While Taylor Wimpey’s completed sales during the first six months of the year edged up 2% to 5,192 homes, its order book is up 35% on a year earlier to £1.3 billion, representing 7,101 homes. Help to Buy has been used to reserve more than of its 1,000 properties.
Its average private sales price is up 8.5% to £205,000, helping operating profit margins swell above 13% from 11.2% a year earlier.
Taylor Wimpey said: “We have been operating in a UK housing market that has shown measurable improvement for the first time since the downturn of 2007/2008.
“We consider this to be down to a general economic improvement, better mortgage availability and the direct impact of the Government schemes.”
Galliford Try said forward sales are 15% ahead at £313 million and its average private sale price is up 5% to £262,000. That will result in record results for the year to the end of June, it said.
Redrow said revenues were 26% higher to £604.8 million during the year to the end of June - resulting in pre-tax profits ahead of City forecasts of between £52.2 million and £61.6 million.
The builders’ buoyant trading echoes a recent upbeat statement from rival Persimmon, which said profit margins have soared to 15% a year-and-a-half ahead of target, while it has also sold out a number of developments sooner than expected.

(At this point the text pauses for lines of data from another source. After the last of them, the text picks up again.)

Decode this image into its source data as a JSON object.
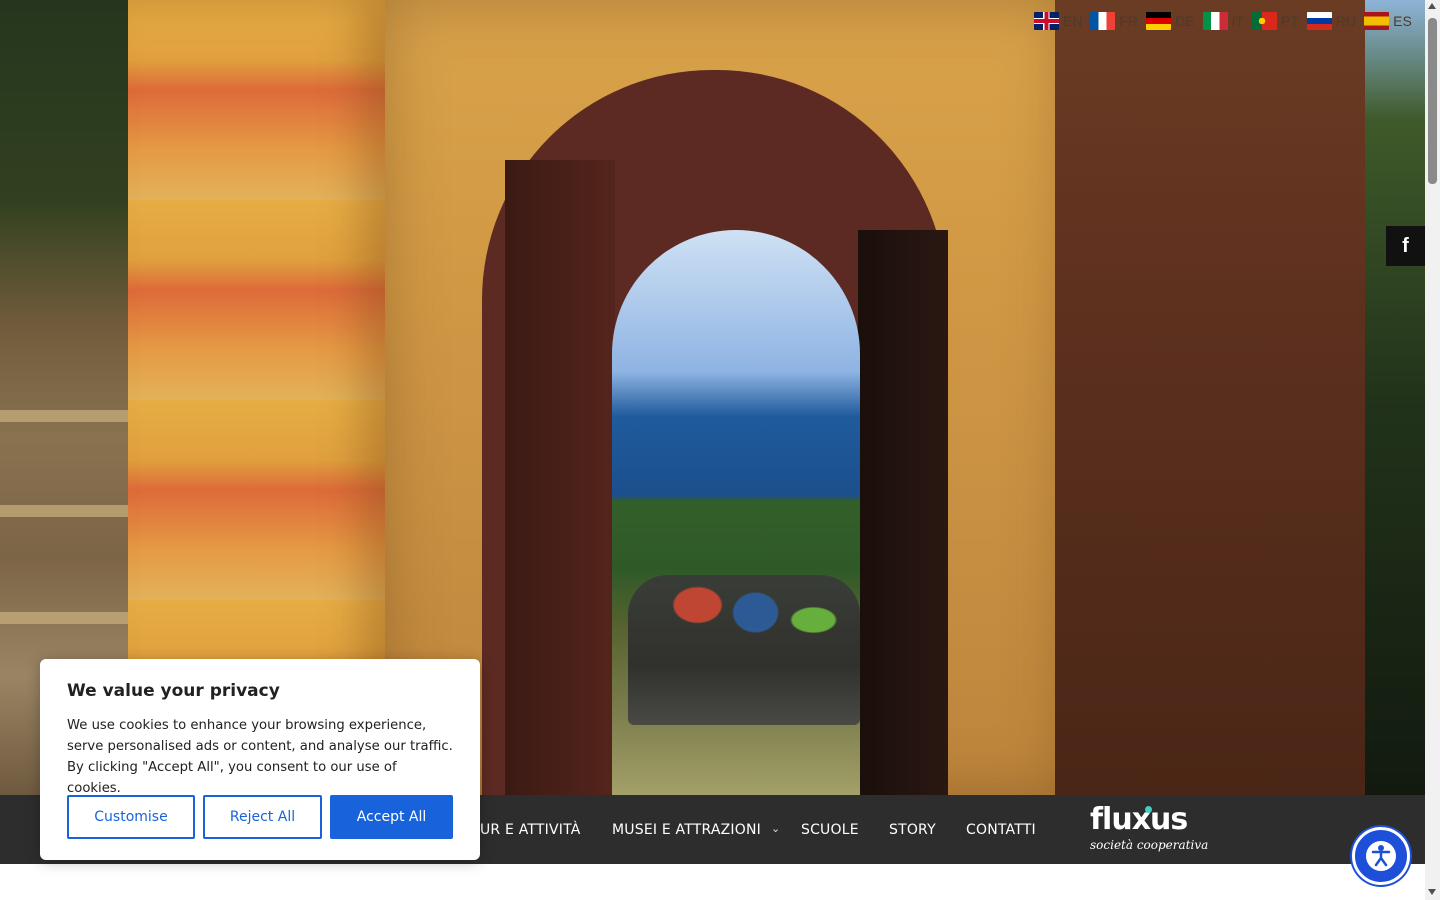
{
  "languages": [
    {
      "code": "EN",
      "flag": "flag-en"
    },
    {
      "code": "FR",
      "flag": "flag-fr"
    },
    {
      "code": "DE",
      "flag": "flag-de"
    },
    {
      "code": "IT",
      "flag": "flag-it"
    },
    {
      "code": "PT",
      "flag": "flag-pt"
    },
    {
      "code": "RU",
      "flag": "flag-ru"
    },
    {
      "code": "ES",
      "flag": "flag-es"
    }
  ],
  "social": {
    "facebook_label": "f",
    "icon": "facebook-icon"
  },
  "nav": {
    "items": [
      {
        "label": "TOUR E ATTIVITÀ"
      },
      {
        "label": "MUSEI E ATTRAZIONI",
        "chevron": "⌄"
      },
      {
        "label": "SCUOLE"
      },
      {
        "label": "STORY"
      },
      {
        "label": "CONTATTI"
      }
    ]
  },
  "logo": {
    "name": "fluxus",
    "tagline": "società cooperativa",
    "accent": "#3fd0c4"
  },
  "cookie": {
    "title": "We value your privacy",
    "body": "We use cookies to enhance your browsing experience, serve personalised ads or content, and analyse our traffic. By clicking \"Accept All\", you consent to our use of cookies.",
    "customise_label": "Customise",
    "reject_label": "Reject All",
    "accept_label": "Accept All",
    "accent": "#1863dc"
  },
  "accessibility": {
    "icon": "accessibility-icon",
    "color": "#1d4fd8"
  }
}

Figures from the Bank of England recently showed mortgage approvals soared to their highest level in three-and-a-half years in May, with 58,242 mortgage approvals for house purchases. That was up from 54,354 in April and the highest level since December 2009.